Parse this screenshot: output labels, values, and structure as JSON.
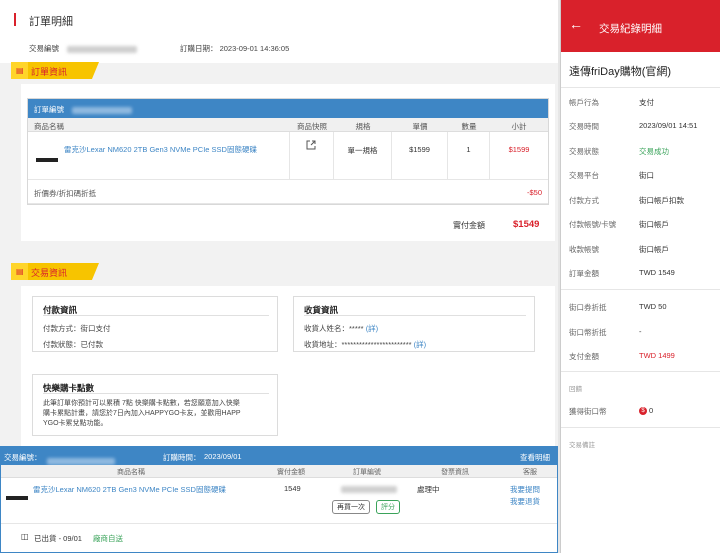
{
  "page": {
    "title": "訂單明細",
    "trade_no_label": "交易編號",
    "order_date_label": "訂購日期：",
    "order_date_value": "2023-09-01 14:36:05"
  },
  "order_info": {
    "tag": "訂單資訊",
    "table_head_label": "訂單編號",
    "columns": [
      "商品名稱",
      "商品快照",
      "規格",
      "單價",
      "數量",
      "小計"
    ],
    "product": {
      "name": "雷克沙Lexar NM620 2TB Gen3 NVMe PCIe SSD固態硬碟",
      "spec": "單一規格",
      "price": "$1599",
      "qty": "1",
      "subtotal": "$1599"
    },
    "discount_label": "折價券/折扣碼折抵",
    "discount_value": "-$50",
    "total_label": "實付金額",
    "total_value": "$1549"
  },
  "trade_info": {
    "tag": "交易資訊",
    "payment": {
      "title": "付款資訊",
      "method_label": "付款方式：",
      "method_value": "街口支付",
      "status_label": "付款狀態：",
      "status_value": "已付款"
    },
    "receiver": {
      "title": "收貨資訊",
      "name_label": "收貨人姓名：",
      "name_value": "*****",
      "name_link": "(詳)",
      "addr_label": "收貨地址：",
      "addr_value": "************************",
      "addr_link": "(詳)"
    },
    "points": {
      "title": "快樂購卡點數",
      "line1": "此筆訂單你預計可以累積 7點 快樂購卡點數，若您願意加入快樂",
      "line2": "購卡累點計畫，請您於7日內加入HAPPYGO卡友，並歡用HAPP",
      "line3": "YGO卡累兌點功能。"
    }
  },
  "strip": {
    "trade_no_label": "交易編號：",
    "order_time_label": "訂購時間：",
    "order_time_value": "2023/09/01",
    "detail_link": "查看明細",
    "cols": [
      "商品名稱",
      "實付金額",
      "訂單編號",
      "發票資訊",
      "客服"
    ],
    "product_name": "雷克沙Lexar NM620 2TB Gen3 NVMe PCIe SSD固態硬碟",
    "amount": "1549",
    "btn_rebuy": "再買一次",
    "btn_rate": "評分",
    "invoice": "處理中",
    "cs1": "我要提問",
    "cs2": "我要退貨",
    "ship_status": "已出貨 - 09/01",
    "ship_link": "廠商自送"
  },
  "panel": {
    "title": "交易紀錄明細",
    "merchant": "遠傳friDay購物(官網)",
    "rows1": [
      {
        "k": "帳戶行為",
        "v": "支付"
      },
      {
        "k": "交易時間",
        "v": "2023/09/01 14:51"
      },
      {
        "k": "交易狀態",
        "v": "交易成功"
      },
      {
        "k": "交易平台",
        "v": "街口"
      },
      {
        "k": "付款方式",
        "v": "街口帳戶扣款"
      },
      {
        "k": "付款帳號/卡號",
        "v": "街口帳戶"
      },
      {
        "k": "收款帳號",
        "v": "街口帳戶"
      },
      {
        "k": "訂單金額",
        "v": "TWD 1549"
      }
    ],
    "rows2": [
      {
        "k": "街口券折抵",
        "v": "TWD 50"
      },
      {
        "k": "街口幣折抵",
        "v": "-"
      },
      {
        "k": "支付金額",
        "v": "TWD 1499"
      }
    ],
    "cashback_label": "回饋",
    "earned_label": "獲得街口幣",
    "earned_value": "0",
    "note_label": "交易備註",
    "colors": {
      "accent": "#d9212b",
      "success": "#3aa35a",
      "link": "#3e86c5"
    }
  }
}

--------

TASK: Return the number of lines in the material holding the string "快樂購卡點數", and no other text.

EXPECTED OUTPUT: 2